by R. Gil Student
My article in this week’s The Jewish Link
As a new Jewish year begins, we must take the opportunity to look for ways to improve our behavior. We are the generation that has seen the rise of the Internet and social media, and we are still experimenting with these new tools, learning what works and what doesn’t. I am a fan and avid user of social media but believe that we (myself included) have a lot of room for improvement in how we use it. There are many lessons we can explore about better usage but I would like to focus on one, perhaps less obvious, aspect. In a local Jewish newspaper, I recently read a letter to the editor from a middle aged single woman who guiltily admitted to experiencing profound sadness when seeing pictures on social media of other people’s lifecycle events that she will never experience — giving birth, making bar mitzvahs, marrying off a child, etc.

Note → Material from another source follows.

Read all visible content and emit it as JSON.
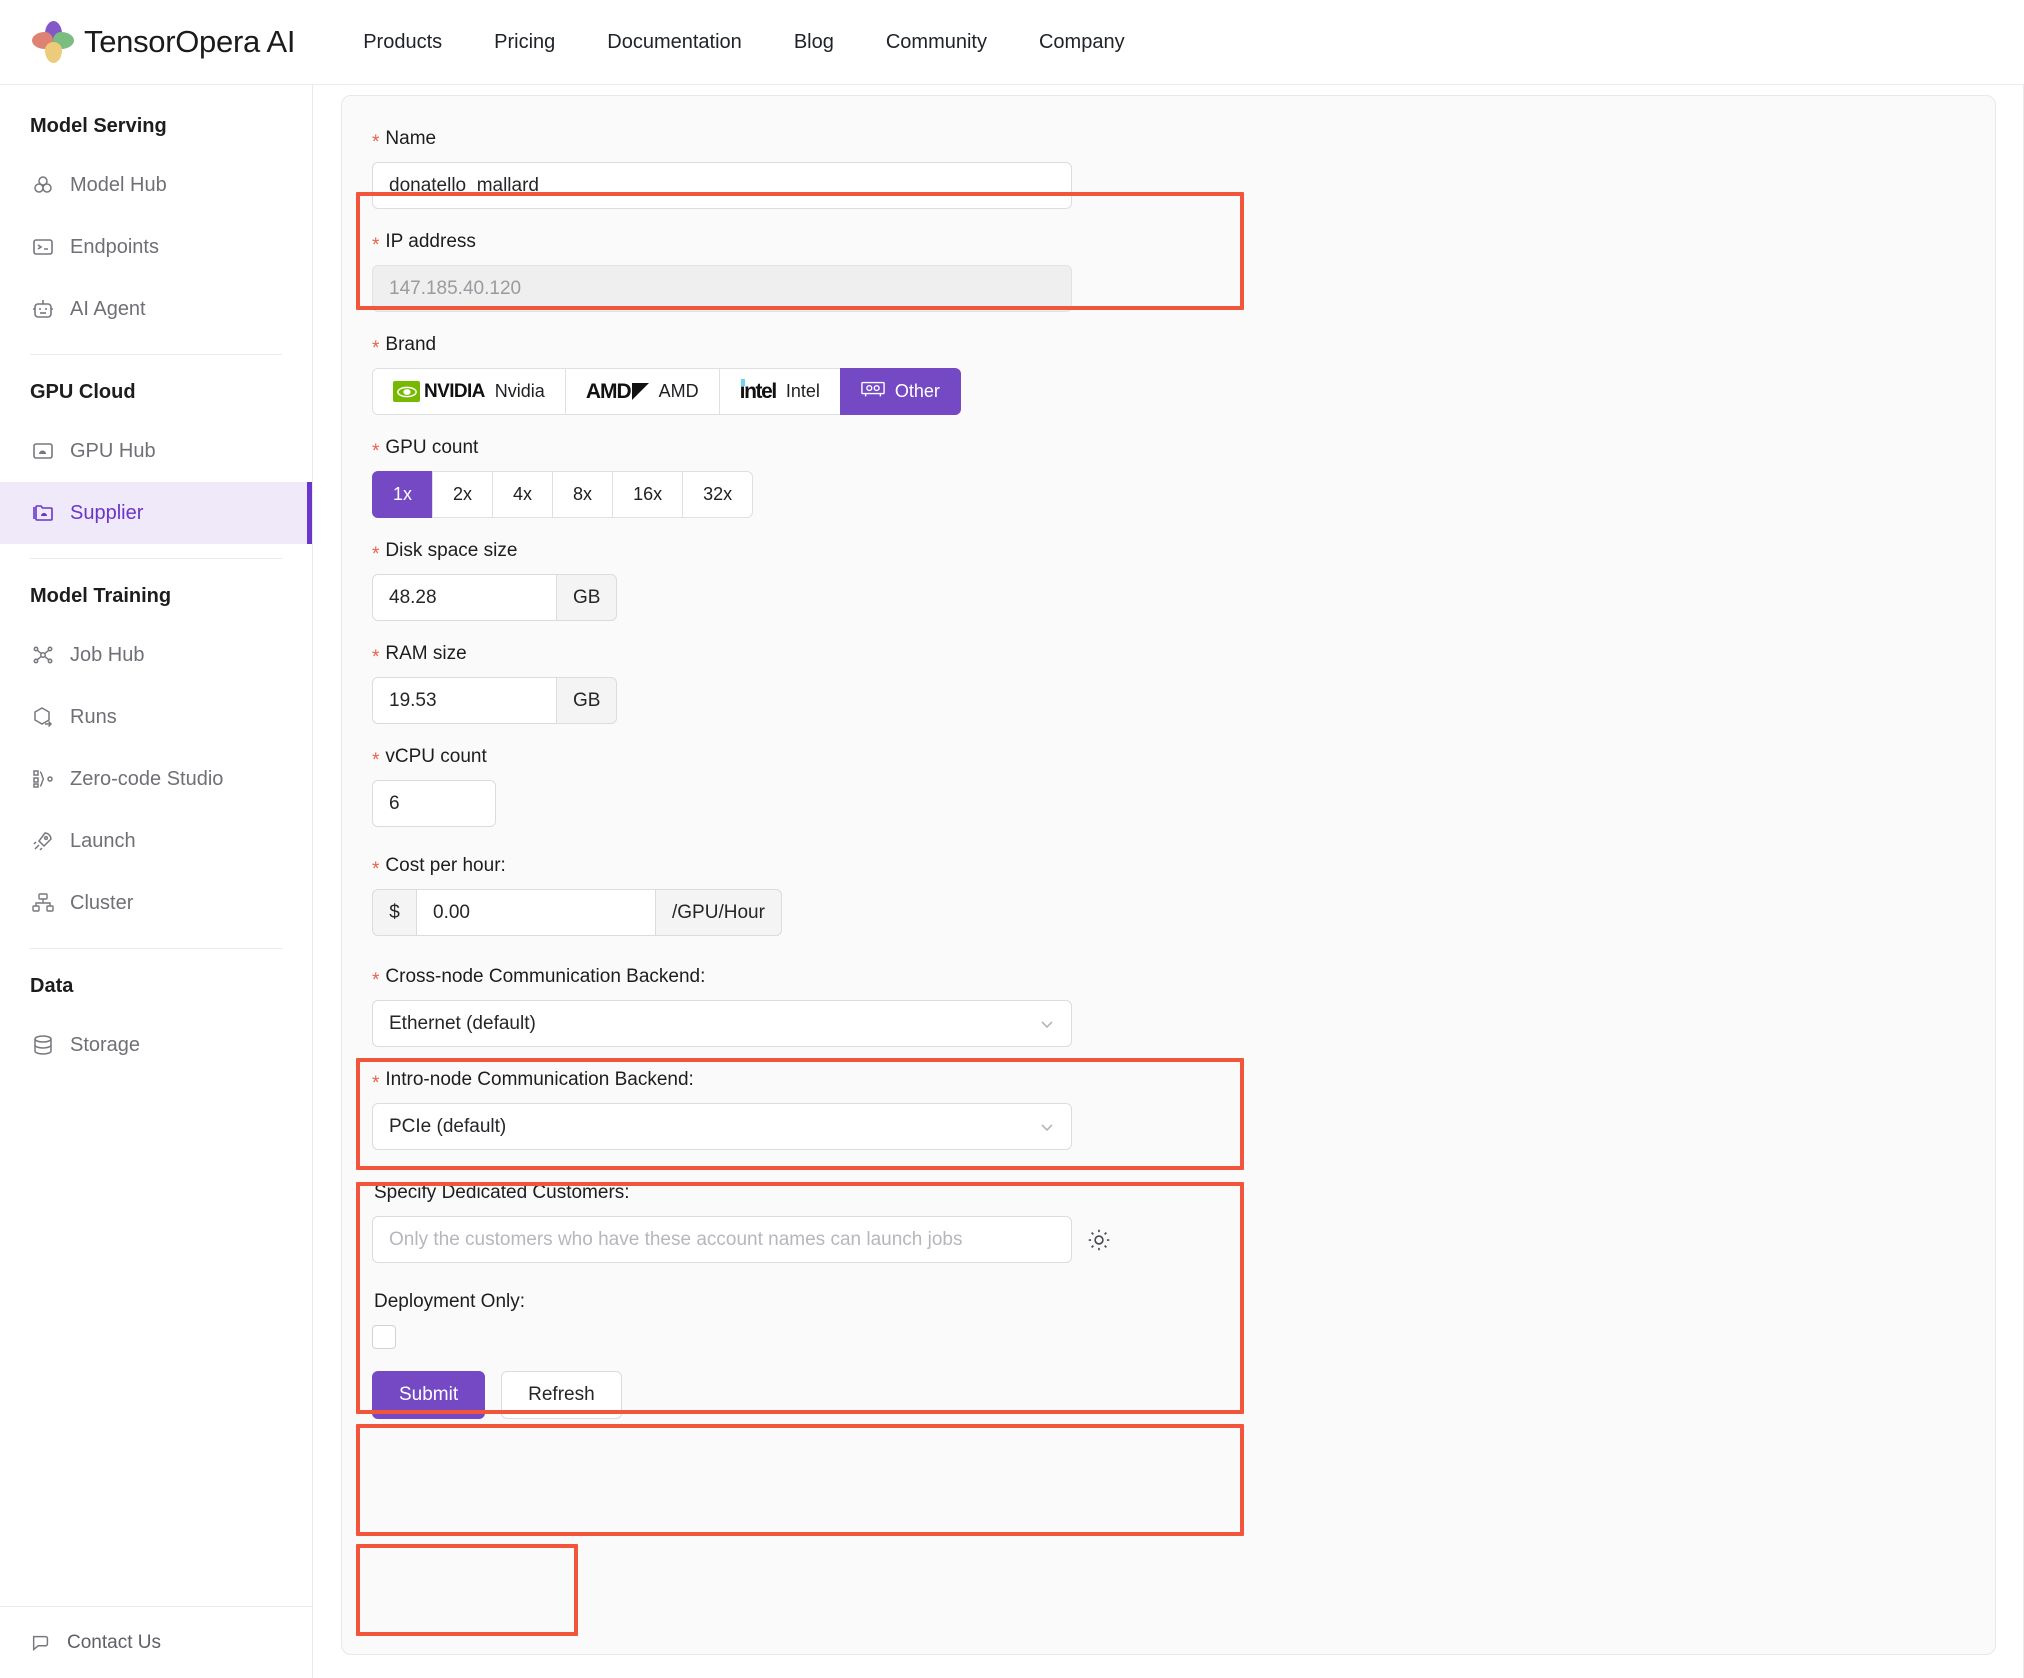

I had two simultaneous reactions to this letter. I understood her pain and saw how difficult it must be to witness other people enjoying a life that you so desperately want for yourself. However, I also wondered how people can be told not to share their joyous occasions. Isn’t celebrating (and mourning) together an essential part of a community? If we keep those lifecycle events private out of respect for those who cannot experience that unique joy, we diminish the extent of the communal reach into our lives. Must we severely handicap the community to avoid offending others? The answer to these two competing concerns, as with so much in life, lies in maintaining a careful balance.
The Evil Eye

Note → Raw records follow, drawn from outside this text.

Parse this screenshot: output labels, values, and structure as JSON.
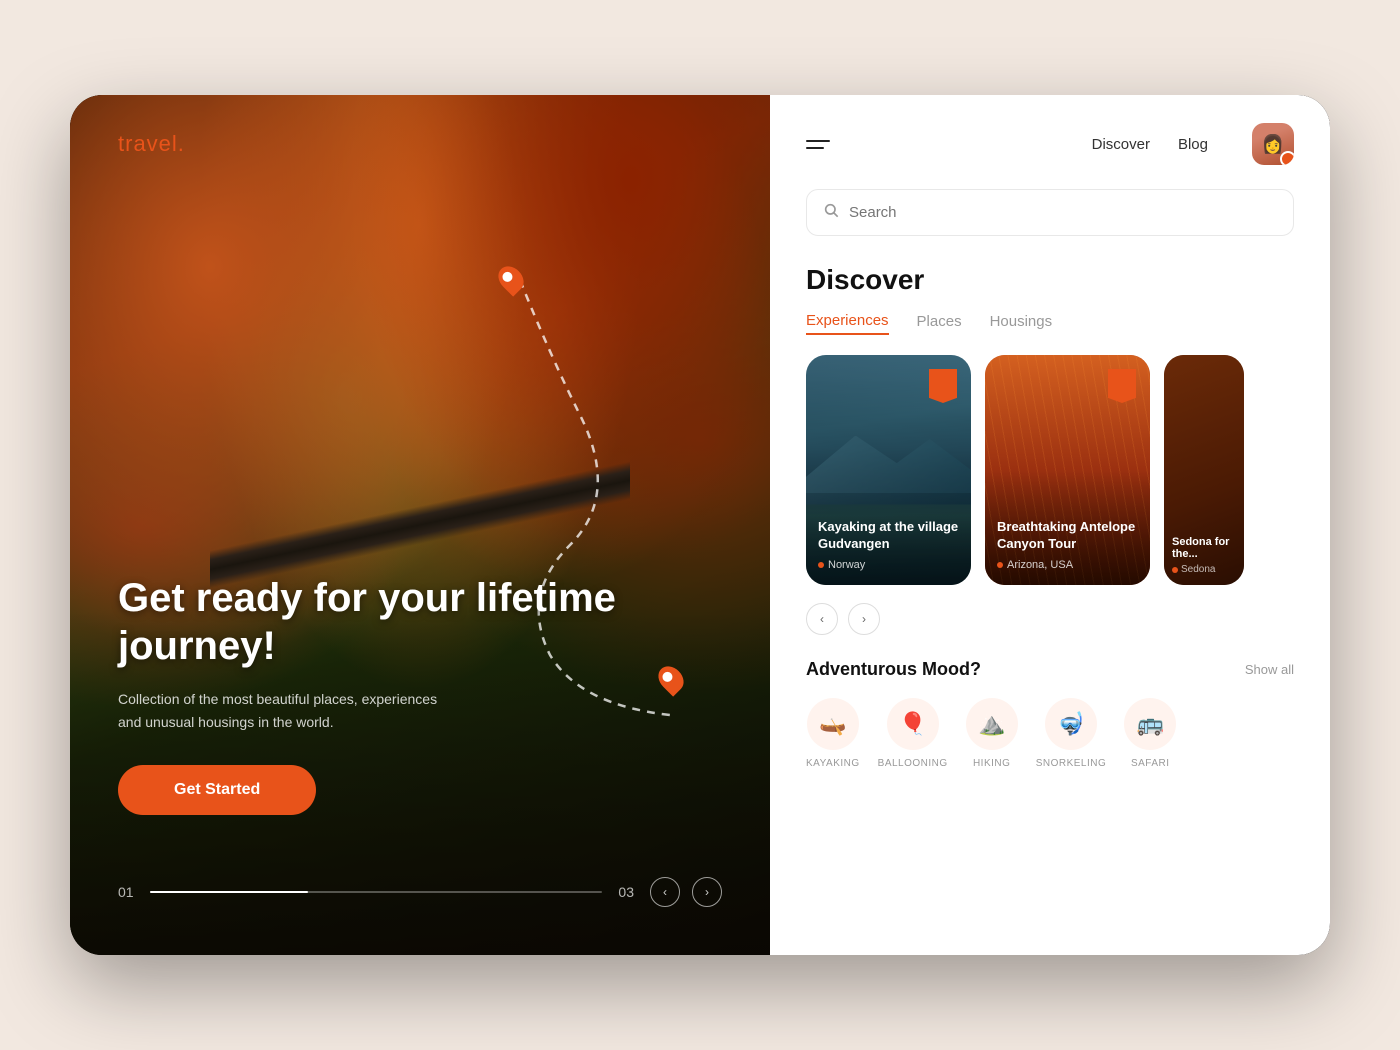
{
  "app": {
    "brand": "travel",
    "brand_dot": "."
  },
  "left": {
    "hero_title": "Get ready for your lifetime journey!",
    "hero_subtitle": "Collection of the most beautiful places, experiences and unusual housings in the world.",
    "cta_label": "Get Started",
    "slide_start": "01",
    "slide_end": "03"
  },
  "nav": {
    "discover_label": "Discover",
    "blog_label": "Blog"
  },
  "search": {
    "placeholder": "Search"
  },
  "discover": {
    "title": "Discover",
    "tabs": [
      {
        "label": "Experiences",
        "active": true
      },
      {
        "label": "Places",
        "active": false
      },
      {
        "label": "Housings",
        "active": false
      }
    ],
    "cards": [
      {
        "title": "Kayaking at the village Gudvangen",
        "location": "Norway",
        "bookmark": true
      },
      {
        "title": "Breathtaking Antelope Canyon Tour",
        "location": "Arizona, USA",
        "bookmark": true
      },
      {
        "title": "Sedona for the...",
        "location": "Sedona",
        "bookmark": false,
        "partial": true
      }
    ]
  },
  "mood": {
    "title": "Adventurous Mood?",
    "show_all": "Show all",
    "activities": [
      {
        "label": "KAYAKING",
        "icon": "🛶"
      },
      {
        "label": "BALLOONING",
        "icon": "🎈"
      },
      {
        "label": "HIKING",
        "icon": "⛰️"
      },
      {
        "label": "SNORKELING",
        "icon": "🤿"
      },
      {
        "label": "SAFARI",
        "icon": "🚌"
      }
    ]
  },
  "colors": {
    "accent": "#e8531a",
    "text_primary": "#111",
    "text_secondary": "#999",
    "white": "#ffffff"
  }
}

Those steeped in Jewish cultural practice are familiar with the varieties of the phrase kainainahara, (mis)pronounced differently, depending on geographic origin. They all mean the same thing: “without ayin hara, the evil eye.” What is the evil eye? The Talmud discusses it in a number of places. For example, someone who becomes wealthy must fulfill additional commandments in order to avoid ayin hara (Eruvin 64a-b in Rashi). Similarly, you are not allowed to stand at the edge of someone’s unfenced field and stare at it because you might damage it through ayin hara (Bava Basra 2b in Rashi). Some understand ayin hara as a mystical method of inflicting damage. Rav Eliyahu Dessler (Mikhtav MeEliyahu, vol. 3 p. 314, vol. 4 p. 6) takes a non-mystical approach. He explains that ayin hara is the impact of causing someone else to be jealous. If you enjoy success publicly, others may wrongly be jealous of your good fortune. Causing their jealousy, even unintentionally, is in itself a religious failing that is punished with the damage of ayin hara.

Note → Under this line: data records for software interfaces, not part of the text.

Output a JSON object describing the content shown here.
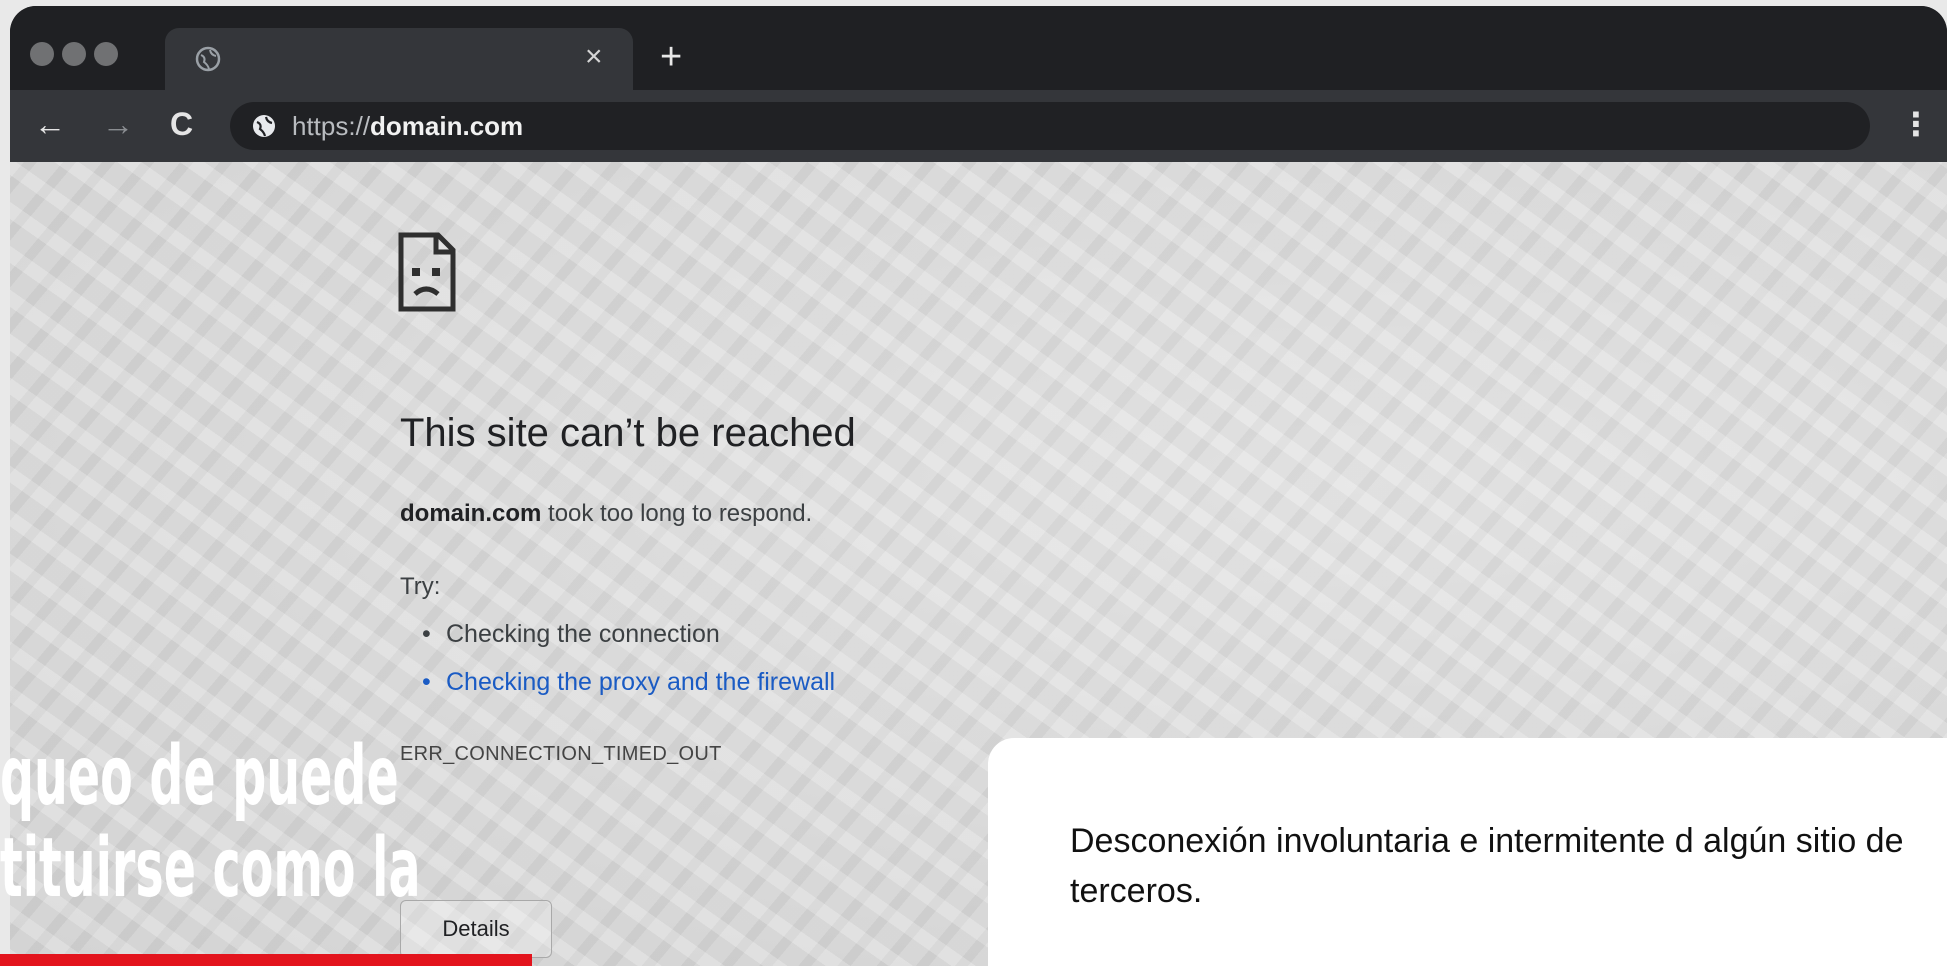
{
  "browser": {
    "tab": {
      "title": "",
      "close_glyph": "×"
    },
    "new_tab_glyph": "+",
    "nav": {
      "back_glyph": "←",
      "forward_glyph": "→",
      "reload_glyph": "C"
    },
    "url_prefix": "https://",
    "url_domain": "domain.com",
    "menu_glyph": "⋮",
    "window_dot_colors": [
      "#707173",
      "#707173",
      "#707173"
    ]
  },
  "error_page": {
    "icon": "sad-page-icon",
    "title": "This site can’t be reached",
    "desc_domain": "domain.com",
    "desc_rest": " took too long to respond.",
    "try_label": "Try:",
    "suggestions": [
      "Checking the connection",
      "Checking the proxy and the firewall"
    ],
    "suggestion_link_color": "#1a5bc4",
    "error_code": "ERR_CONNECTION_TIMED_OUT",
    "details_label": "Details"
  },
  "overlay": {
    "headline_line1": "queo de puede",
    "headline_line2": "tituirse como la",
    "accent_color": "#e3141d",
    "caption": "Desconexión involuntaria e intermitente d algún sitio de terceros."
  }
}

The Orchot Tzadikim (ch. 14) writes similarly: “The early sages would pray, ‘Do not let our jealousy be on others nor other people’s jealousy on us.’ Why would they pray about other people regarding this character trait and not others? This is the explanation: Many people cause others to be jealous and desire their fields. Therefore, people would pray about others, because maybe they were causing others to be jealous, and the Torah (Lev. 19:14) says, ‘Do not place a stumbling block before a blind person.’”
Often, conspicuous behavior—driving a fancy car, making a lavish party—is intentionally designed to stir jealousy. Even when it is done for other reasons, the outcome is almost inevitable. If you cause someone else to become jealous, you are guilty of causing him to sin.
The Orchos Tzadikim continues: “Therefore, it is proper behavior for a man—and his wife and children—not to wear clothes that are overly nice or fancy. The same applies to food and other similar items. This is to prevent others from being jealous of him.” Conspicuous consumption leads to unhappiness, jealousy, ayin hara. The Joneses, with whom everyone is trying to keep up, are religiously guilty of inspiring jealousy.
Presumably, the same applies to sharing pictures of our joyous occasions. If we cause other people jealousy, even unintentionally, we are guilty and risk the ayin hara consequences. However, stifling celebration is not the answer to other people’s loneliness.
Rambam (Mishneh Torah, Hilkhos Yom Tov 6:18) writes that the mitzvah of the joyous Yom Tov meal includes inviting the poor and others who need you. If you just eat with your family and ignore other people, your joy is an embarrassment. Rav Joseph B. Soloveitchik explained this Rambam as implying that true joy must be shared, must overflow to your community and particularly those who need help. If you keep your joy to yourself, you are not experiencing it properly.
Sharing our joyous occasions is an essential part of our celebration. However, we must do it in a way that spreads joy and not pain. Posting pictures and lifecycle events to social media is not sharing but informing, internet lingo notwithstanding. When we Instagram our joyous occasions, we do not bring others into the celebration but merely show them that we are celebrating. Sharing is when people celebrate with us, enjoying themselves and enhancing the entire celebration. When we share modestly, within local standards of behavior without undue ostentation, we spread joy. When we inform, we risk upsetting others without sharing the joy.
As we use social media in the upcoming year, let us share wisely and avoid causing the pain that leads to ayin hara.